[Interface dataset entries]
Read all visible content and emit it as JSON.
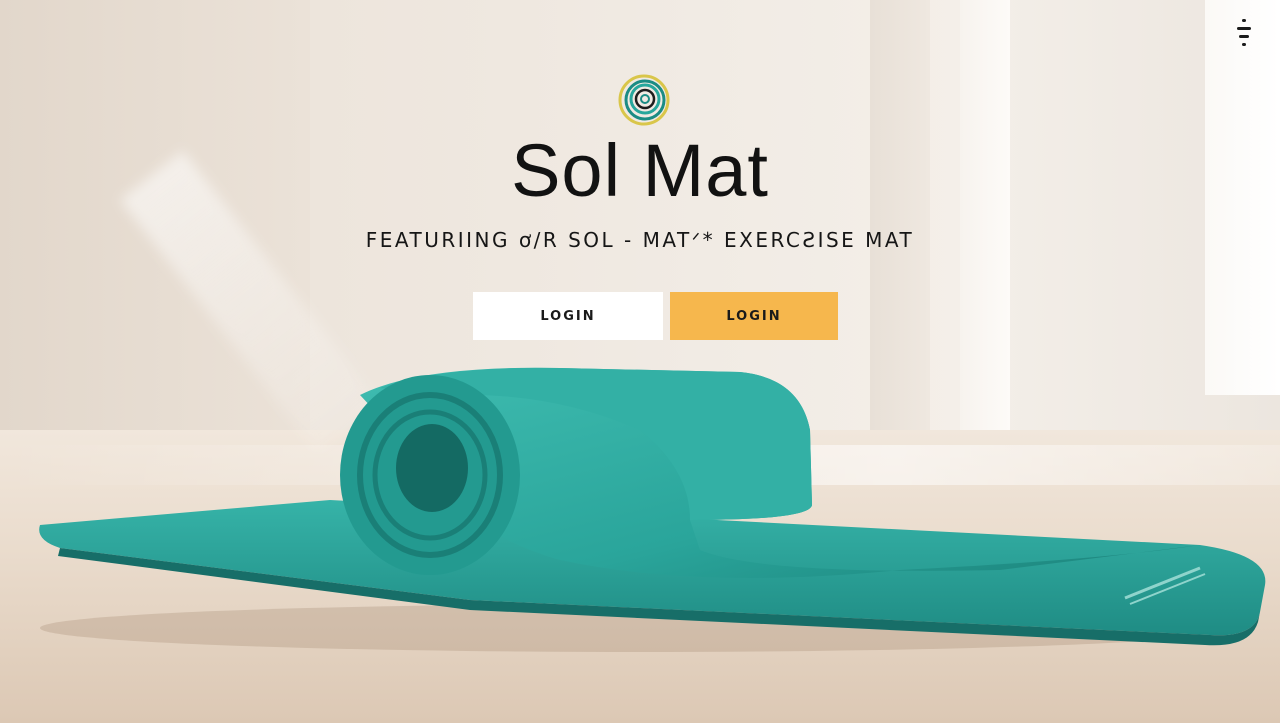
{
  "brand": {
    "title": "Sol Mat",
    "tagline": "FEATURIING ơ/R SOL - MATᐟ*   EXERCƧISE MAT",
    "logo_icon": "spiral-logo-icon"
  },
  "actions": {
    "login_primary_label": "LOGIN",
    "login_secondary_label": "LOGIN"
  },
  "nav": {
    "menu_icon": "hamburger-menu-icon"
  },
  "colors": {
    "accent": "#f6b74d",
    "mat": "#2aa59b",
    "text": "#121212"
  }
}
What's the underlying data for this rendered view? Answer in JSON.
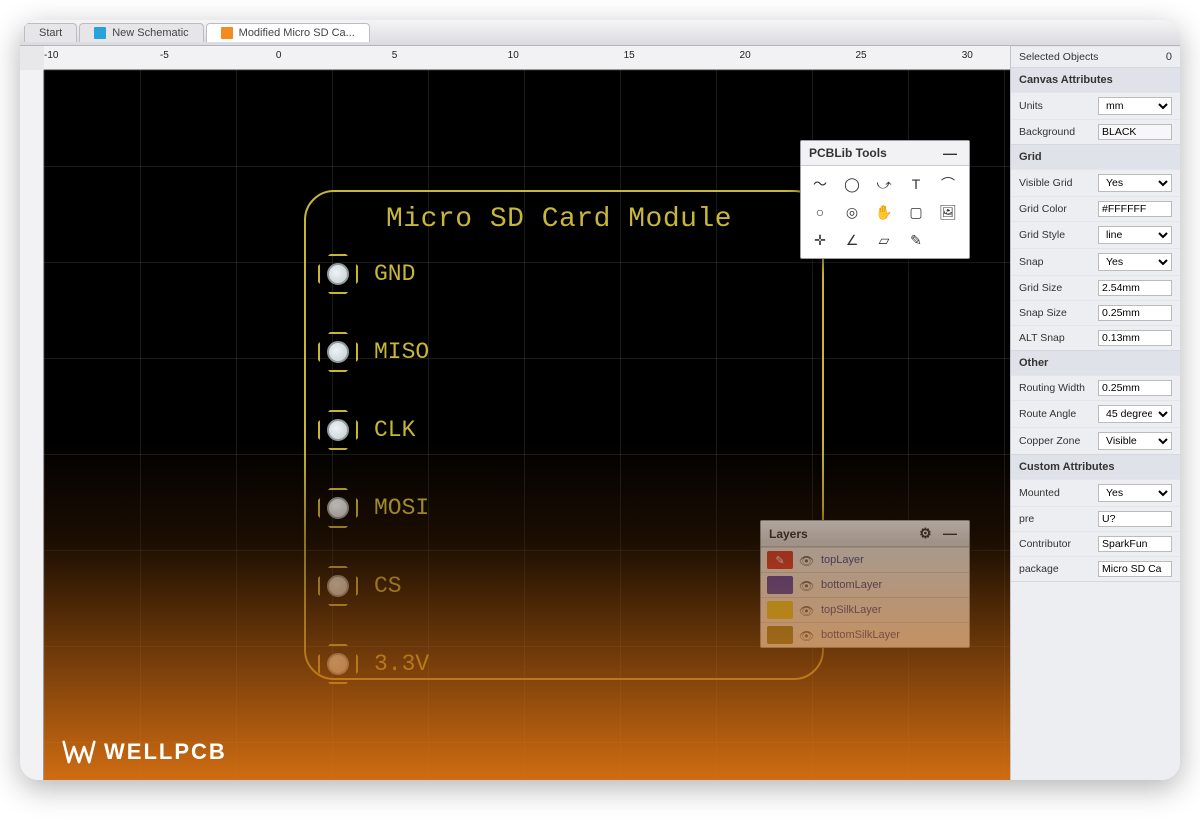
{
  "tabs": {
    "start": "Start",
    "new_schematic": "New Schematic",
    "current": "Modified Micro SD Ca..."
  },
  "ruler": {
    "h": [
      "-10",
      "-5",
      "0",
      "5",
      "10",
      "15",
      "20",
      "25",
      "30"
    ]
  },
  "board": {
    "title": "Micro SD Card Module",
    "pins": [
      "GND",
      "MISO",
      "CLK",
      "MOSI",
      "CS",
      "3.3V"
    ]
  },
  "toolbox": {
    "title": "PCBLib Tools",
    "tools": [
      "trace-icon",
      "circle-o-icon",
      "arc-icon",
      "text-icon",
      "curve-icon",
      "ellipse-icon",
      "ring-icon",
      "hand-icon",
      "rect-cross-icon",
      "image-icon",
      "cross-icon",
      "angle-icon",
      "poly-icon",
      "pen-icon"
    ]
  },
  "layers": {
    "title": "Layers",
    "items": [
      {
        "name": "topLayer",
        "color": "#e33a2f",
        "active": true
      },
      {
        "name": "bottomLayer",
        "color": "#4a3fbd",
        "active": false
      },
      {
        "name": "topSilkLayer",
        "color": "#efd92c",
        "active": false
      },
      {
        "name": "bottomSilkLayer",
        "color": "#9a8b2b",
        "active": false
      }
    ]
  },
  "sidebar": {
    "selected": {
      "label": "Selected Objects",
      "value": "0"
    },
    "canvas_attrs": {
      "section": "Canvas Attributes",
      "units": {
        "label": "Units",
        "value": "mm"
      },
      "background": {
        "label": "Background",
        "value": "BLACK"
      }
    },
    "grid": {
      "section": "Grid",
      "visible": {
        "label": "Visible Grid",
        "value": "Yes"
      },
      "color": {
        "label": "Grid Color",
        "value": "#FFFFFF"
      },
      "style": {
        "label": "Grid Style",
        "value": "line"
      },
      "snap": {
        "label": "Snap",
        "value": "Yes"
      },
      "size": {
        "label": "Grid Size",
        "value": "2.54mm"
      },
      "snap_size": {
        "label": "Snap Size",
        "value": "0.25mm"
      },
      "alt_snap": {
        "label": "ALT Snap",
        "value": "0.13mm"
      }
    },
    "other": {
      "section": "Other",
      "routing_width": {
        "label": "Routing Width",
        "value": "0.25mm"
      },
      "route_angle": {
        "label": "Route Angle",
        "value": "45 degree"
      },
      "copper_zone": {
        "label": "Copper Zone",
        "value": "Visible"
      }
    },
    "custom": {
      "section": "Custom Attributes",
      "mounted": {
        "label": "Mounted",
        "value": "Yes"
      },
      "pre": {
        "label": "pre",
        "value": "U?"
      },
      "contributor": {
        "label": "Contributor",
        "value": "SparkFun"
      },
      "package": {
        "label": "package",
        "value": "Micro SD Ca"
      }
    }
  },
  "brand": "WELLPCB"
}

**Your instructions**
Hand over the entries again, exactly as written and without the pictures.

**Result of this exercise**
Read all visible content and emit it as JSON.
{
  "brand": {
    "title": "Sol Mat",
    "tagline": "FEATURIING ơ/R SOL - MATᐟ*   EXERCƧISE MAT",
    "logo_icon": "spiral-logo-icon"
  },
  "actions": {
    "login_primary_label": "LOGIN",
    "login_secondary_label": "LOGIN"
  },
  "nav": {
    "menu_icon": "hamburger-menu-icon"
  },
  "colors": {
    "accent": "#f6b74d",
    "mat": "#2aa59b",
    "text": "#121212"
  }
}
What's the underlying data for this rendered view? Answer in JSON.
{
  "tabs": {
    "start": "Start",
    "new_schematic": "New Schematic",
    "current": "Modified Micro SD Ca..."
  },
  "ruler": {
    "h": [
      "-10",
      "-5",
      "0",
      "5",
      "10",
      "15",
      "20",
      "25",
      "30"
    ]
  },
  "board": {
    "title": "Micro SD Card Module",
    "pins": [
      "GND",
      "MISO",
      "CLK",
      "MOSI",
      "CS",
      "3.3V"
    ]
  },
  "toolbox": {
    "title": "PCBLib Tools",
    "tools": [
      "trace-icon",
      "circle-o-icon",
      "arc-icon",
      "text-icon",
      "curve-icon",
      "ellipse-icon",
      "ring-icon",
      "hand-icon",
      "rect-cross-icon",
      "image-icon",
      "cross-icon",
      "angle-icon",
      "poly-icon",
      "pen-icon"
    ]
  },
  "layers": {
    "title": "Layers",
    "items": [
      {
        "name": "topLayer",
        "color": "#e33a2f",
        "active": true
      },
      {
        "name": "bottomLayer",
        "color": "#4a3fbd",
        "active": false
      },
      {
        "name": "topSilkLayer",
        "color": "#efd92c",
        "active": false
      },
      {
        "name": "bottomSilkLayer",
        "color": "#9a8b2b",
        "active": false
      }
    ]
  },
  "sidebar": {
    "selected": {
      "label": "Selected Objects",
      "value": "0"
    },
    "canvas_attrs": {
      "section": "Canvas Attributes",
      "units": {
        "label": "Units",
        "value": "mm"
      },
      "background": {
        "label": "Background",
        "value": "BLACK"
      }
    },
    "grid": {
      "section": "Grid",
      "visible": {
        "label": "Visible Grid",
        "value": "Yes"
      },
      "color": {
        "label": "Grid Color",
        "value": "#FFFFFF"
      },
      "style": {
        "label": "Grid Style",
        "value": "line"
      },
      "snap": {
        "label": "Snap",
        "value": "Yes"
      },
      "size": {
        "label": "Grid Size",
        "value": "2.54mm"
      },
      "snap_size": {
        "label": "Snap Size",
        "value": "0.25mm"
      },
      "alt_snap": {
        "label": "ALT Snap",
        "value": "0.13mm"
      }
    },
    "other": {
      "section": "Other",
      "routing_width": {
        "label": "Routing Width",
        "value": "0.25mm"
      },
      "route_angle": {
        "label": "Route Angle",
        "value": "45 degree"
      },
      "copper_zone": {
        "label": "Copper Zone",
        "value": "Visible"
      }
    },
    "custom": {
      "section": "Custom Attributes",
      "mounted": {
        "label": "Mounted",
        "value": "Yes"
      },
      "pre": {
        "label": "pre",
        "value": "U?"
      },
      "contributor": {
        "label": "Contributor",
        "value": "SparkFun"
      },
      "package": {
        "label": "package",
        "value": "Micro SD Ca"
      }
    }
  },
  "brand": "WELLPCB"
}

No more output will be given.